This week BDP attorneys decided to attach UDC petitioners’ property in a bid to settle the debts. UDC President Duma Boko is among those that will see their property being attached with 14 of his party members. “We have attached some and we are on course. So far, Dr. Mpho Pheko (who contested Gaborone Central) and that of Dr, Micus Chimbombi (who contested Kgalagadi South) will have their assets being sold on the 5th of February 2021,” BDP attorney Basimane Bogopa said.
Asked whether they met with UDC lawyers to try solve the matter, Bogopa said no and added. “Remember we are trying to raise the client’s funds, so after these two others will follow. Right now we are just prioritising those from Court of Appeal, as soon as the high court is done with taxation we will attach.”
Saleshando, when contacted about the outcomes of the meeting with the BDP, told WeekendPost that: “It would not be proper and procedural for me to tell you about the meeting outcomes before I share with UDC National Executive Committee (NEC), so I will have to brief them first.”
UDC NEC will meet on the 20th of next month to deal with a number of thorny issues including settling the legal fees. Negotiations with other opposition parties- Alliance for Progressives and Botswana Patriotic Front (BPF) are also on the agenda.

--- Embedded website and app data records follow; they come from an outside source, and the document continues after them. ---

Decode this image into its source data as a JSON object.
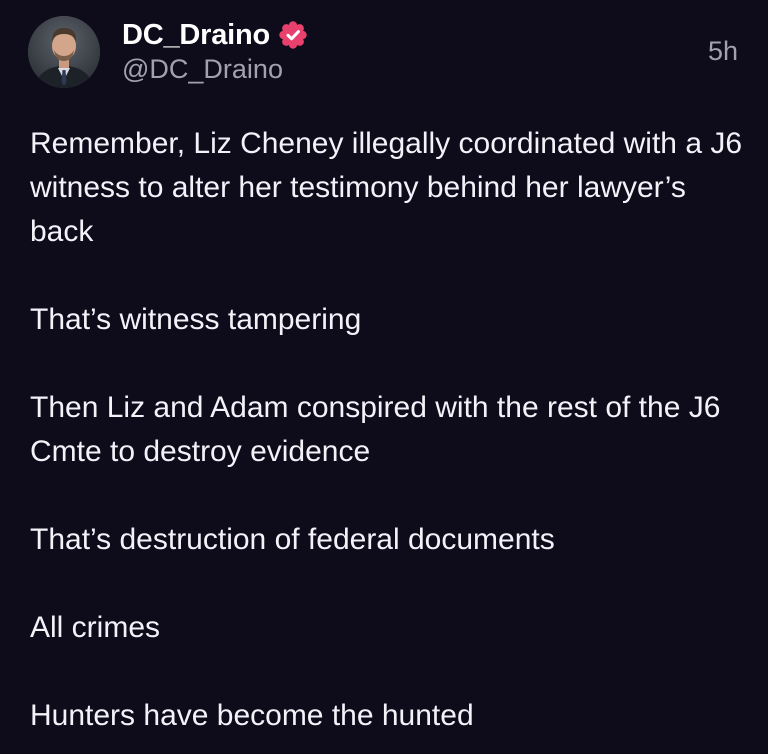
{
  "post": {
    "author": {
      "display_name": "DC_Draino",
      "handle": "@DC_Draino",
      "verified": true,
      "verified_color": "#e8416e",
      "avatar_icon": "profile-photo"
    },
    "timestamp": "5h",
    "paragraphs": [
      "Remember, Liz Cheney illegally coordinated with a J6 witness to alter her testimony behind her lawyer’s back",
      "That’s witness tampering",
      "Then Liz and Adam conspired with the rest of the J6 Cmte to destroy evidence",
      "That’s destruction of federal documents",
      "All crimes",
      "Hunters have become the hunted"
    ]
  },
  "colors": {
    "background": "#0e0b1b",
    "text": "#f3f2f8",
    "muted": "#a3a1ad"
  }
}
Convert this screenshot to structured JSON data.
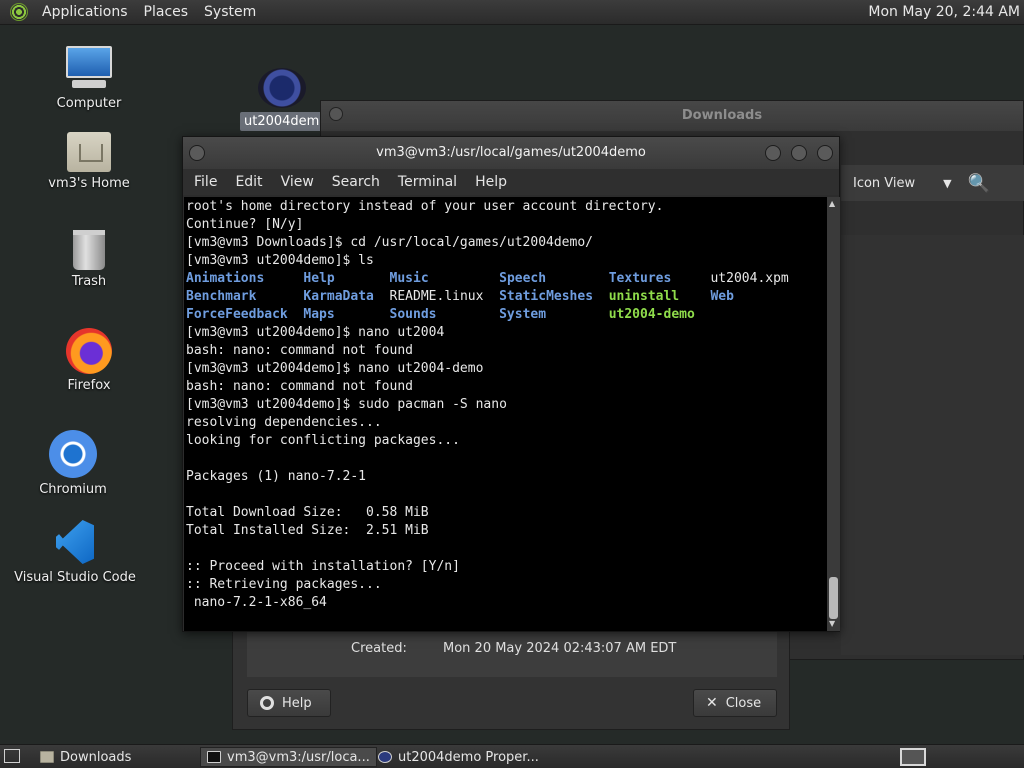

Currently, UDC has raised P44 238 of the P565 000 needed to cover bills from the Court of Appeal (CoA). This is the amount in a UDC trust account which is paltry funds equating 7.8 per cent of the overall required money. In the past despite the petitioners maintaining that there was promise to assist them to settle legal fees, UDC Spokesperson, Moeti Mohwasa then said the party has never agreed in no way to help them.
“We have just been put in debt by someone,” one of the petitioners told this publication in the past. “President’s (Duma Boko) message was clear at the beginning that money has been sourced somewhere to help with the whole process but now we are here there is nothing and we are just running around trying to make ends meet and pay,” added the petitioner in an interview UDC NEC has in December last year directed all the 57 constituencies to each raise a minimum of P10, 000. The funds will be used to settle debts that are currently engulfing the petitioners with Sheriffs, who are already hovering around ready to attach their assets.

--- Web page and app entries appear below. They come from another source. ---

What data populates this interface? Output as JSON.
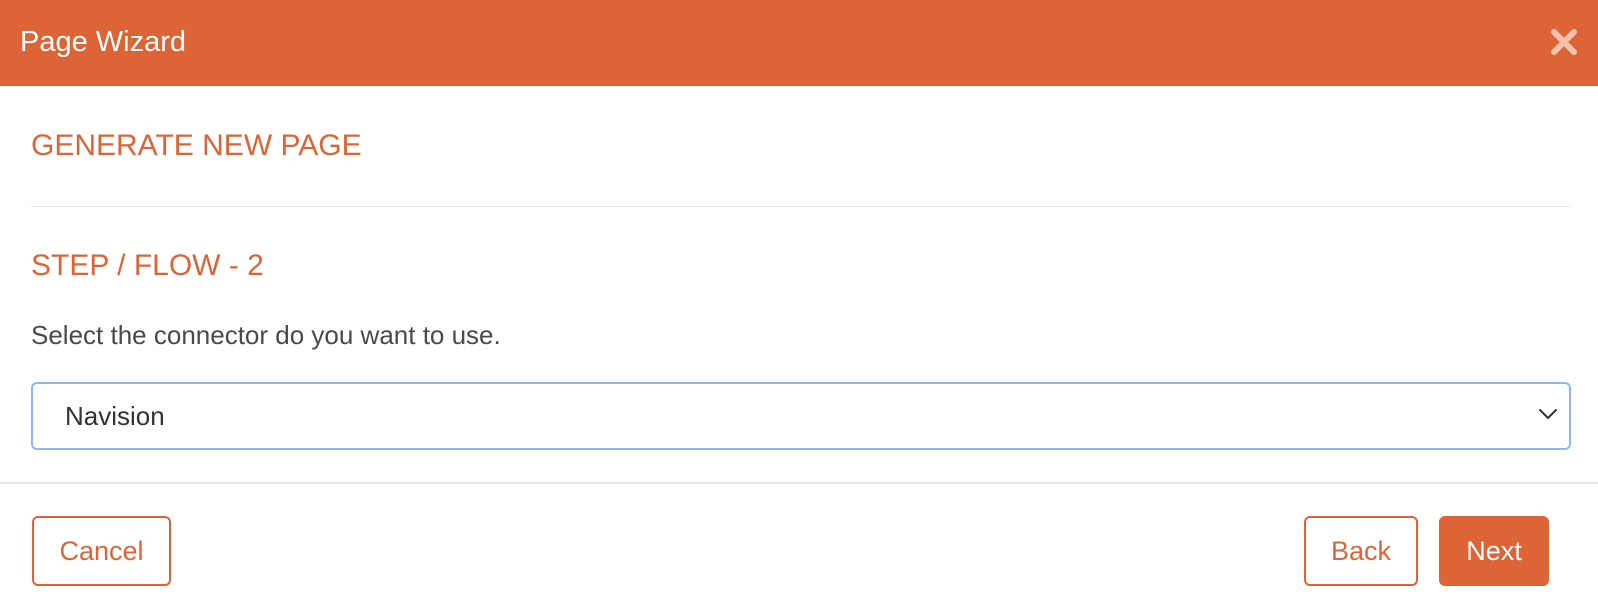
{
  "header": {
    "title": "Page Wizard",
    "close_icon": "close-icon"
  },
  "body": {
    "heading": "GENERATE NEW PAGE",
    "step_title": "STEP / FLOW - 2",
    "instruction": "Select the connector do you want to use.",
    "connector_select": {
      "selected": "Navision",
      "icon": "chevron-down-icon"
    }
  },
  "footer": {
    "cancel_label": "Cancel",
    "back_label": "Back",
    "next_label": "Next"
  },
  "colors": {
    "accent": "#dc6436",
    "select_border": "#8db8ef",
    "text": "#4a4a4a"
  }
}
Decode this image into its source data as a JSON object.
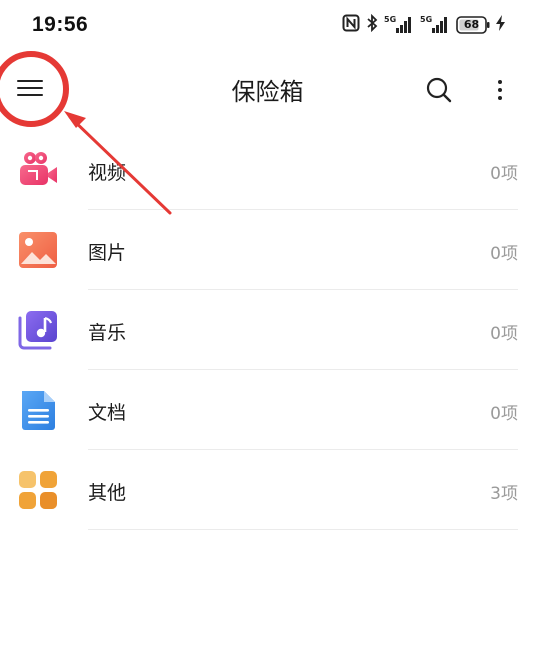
{
  "status_bar": {
    "time": "19:56",
    "battery": "68",
    "signal_label_1": "5G",
    "signal_label_2": "5G",
    "icons": [
      "nfc-icon",
      "bluetooth-icon",
      "signal-5g-icon",
      "signal-5g-icon",
      "battery-icon",
      "charging-icon"
    ]
  },
  "app_bar": {
    "title": "保险箱",
    "icons": [
      "menu-icon",
      "search-icon",
      "more-icon"
    ]
  },
  "colors": {
    "video": "#ee4a77",
    "image": "#f26a4a",
    "music": "#6b55d6",
    "document": "#3a8be6",
    "other": "#f0a338",
    "annotation": "#e53935"
  },
  "categories": [
    {
      "label": "视频",
      "count": "0项",
      "icon": "video-camera-icon"
    },
    {
      "label": "图片",
      "count": "0项",
      "icon": "image-icon"
    },
    {
      "label": "音乐",
      "count": "0项",
      "icon": "music-icon"
    },
    {
      "label": "文档",
      "count": "0项",
      "icon": "document-icon"
    },
    {
      "label": "其他",
      "count": "3项",
      "icon": "grid-icon"
    }
  ]
}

The petitioners, despite the party intervention, have every right to worry. “This is so because ‘the deadline for this initiative (P10, 000 per constituency) is the end of the first quarter of this year (2021),” a period in which the sheriffs would have long auctioned the properties.
President of the Umbrella for Democratic Change (UDC) Duma Boko’s alliance with former President Lt Gen Ian Khama continues to unsettle some quarters within the opposition collective, who believe the duo, if not managed, will once again result in an unsuccessful bid for government in 2024.
While Khama has denied that he has undeclared preference to have Boko remaining as leader of UDC, many believe that the two have a common programme, while other opposition leaders remain on the side-lines.